11. Night Walk In Berlin
Followed and obstructed from making any use of public telephones, Quiller notices a metro train in the near distance. He makes a well-timed dash for it (cue the chase and fight theme), then feigns a boarding, which causes Oktober’s men to chase the train in their car. Quiller exits the station only to find his ruse was unsuccessful, since he is still being followed. A slower, more resigned version of the ‘followed’ theme cues in. The theme perks up and doubles up with that variation of the Quiller theme (the same as in ‘Quiller Caught’) as Quiller is tailed through the dawn back to his cheap hotel.
12. Quiller and the Bomb
With seeming laxness on the part of Oktober’s men, Quiller is able to sneak his way to his car, parked in the hotel garage. On noticing wire, however, he checks and discovers a bomb. This cue, reminiscent of that excellent tension-builder ‘The Laser Beam’ from Goldfinger, accompanies Quiller’s tense quest to unlink the bomb. Barry adds layers on tension one at a time leading up an explosion of Quiller’s design, which convinces Quiller’s captors he has been killed.
13. Have You Heard Of A Man Called Jones? — End Title
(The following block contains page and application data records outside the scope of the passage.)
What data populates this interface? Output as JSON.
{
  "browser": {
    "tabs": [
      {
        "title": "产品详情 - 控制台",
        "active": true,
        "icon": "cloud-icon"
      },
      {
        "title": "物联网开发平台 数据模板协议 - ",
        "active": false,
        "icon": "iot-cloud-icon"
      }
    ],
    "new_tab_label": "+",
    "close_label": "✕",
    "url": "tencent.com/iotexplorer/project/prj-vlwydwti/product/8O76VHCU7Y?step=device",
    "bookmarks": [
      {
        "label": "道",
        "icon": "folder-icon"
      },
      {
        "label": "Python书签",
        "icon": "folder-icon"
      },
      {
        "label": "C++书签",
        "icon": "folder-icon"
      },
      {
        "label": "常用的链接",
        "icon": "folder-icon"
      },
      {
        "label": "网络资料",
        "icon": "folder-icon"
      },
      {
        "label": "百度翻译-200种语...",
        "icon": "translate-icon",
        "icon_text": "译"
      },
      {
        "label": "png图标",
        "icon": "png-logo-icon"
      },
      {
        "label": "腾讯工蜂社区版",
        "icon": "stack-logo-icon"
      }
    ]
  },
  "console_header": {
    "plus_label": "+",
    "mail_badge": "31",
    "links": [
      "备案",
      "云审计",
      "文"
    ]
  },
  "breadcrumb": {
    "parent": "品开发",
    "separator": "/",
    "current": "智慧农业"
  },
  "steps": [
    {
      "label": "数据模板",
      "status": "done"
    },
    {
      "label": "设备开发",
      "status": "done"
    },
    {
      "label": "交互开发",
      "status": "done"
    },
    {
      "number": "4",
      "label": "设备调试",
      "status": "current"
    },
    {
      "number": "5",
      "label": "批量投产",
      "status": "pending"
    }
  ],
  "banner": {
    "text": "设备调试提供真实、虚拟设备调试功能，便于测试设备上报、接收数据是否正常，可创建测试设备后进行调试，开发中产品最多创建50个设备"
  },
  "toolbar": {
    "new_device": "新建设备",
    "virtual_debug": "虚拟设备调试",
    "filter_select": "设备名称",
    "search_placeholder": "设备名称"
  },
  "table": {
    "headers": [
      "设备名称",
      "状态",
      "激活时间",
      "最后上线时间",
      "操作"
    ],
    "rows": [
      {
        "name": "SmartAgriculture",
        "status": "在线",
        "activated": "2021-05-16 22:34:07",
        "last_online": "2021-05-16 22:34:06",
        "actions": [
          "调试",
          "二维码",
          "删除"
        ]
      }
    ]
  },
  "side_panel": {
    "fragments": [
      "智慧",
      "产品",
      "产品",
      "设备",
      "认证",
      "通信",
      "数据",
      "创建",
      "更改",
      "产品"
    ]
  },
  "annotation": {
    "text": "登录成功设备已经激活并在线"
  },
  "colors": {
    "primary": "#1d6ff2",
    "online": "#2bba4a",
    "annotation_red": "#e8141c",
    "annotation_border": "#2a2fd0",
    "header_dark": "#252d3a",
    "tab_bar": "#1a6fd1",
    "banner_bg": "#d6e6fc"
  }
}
With Oktober’s gang rounded up, Quiller returns to Inge’s school. There are clearly embers of love between them, but was she the innocent outsider who fell in love with Quiller? Or was she the black widow meant to lead him to his death? Could she even have been a bit of both? Barry’s mournful epilogue begins as Quiller wraps up his brief exchange of words, the music building as he leaves — doubts and suspicions left unanswered — into one last full expression of the theme as the credits roll.
Stephen Woolston, July 2012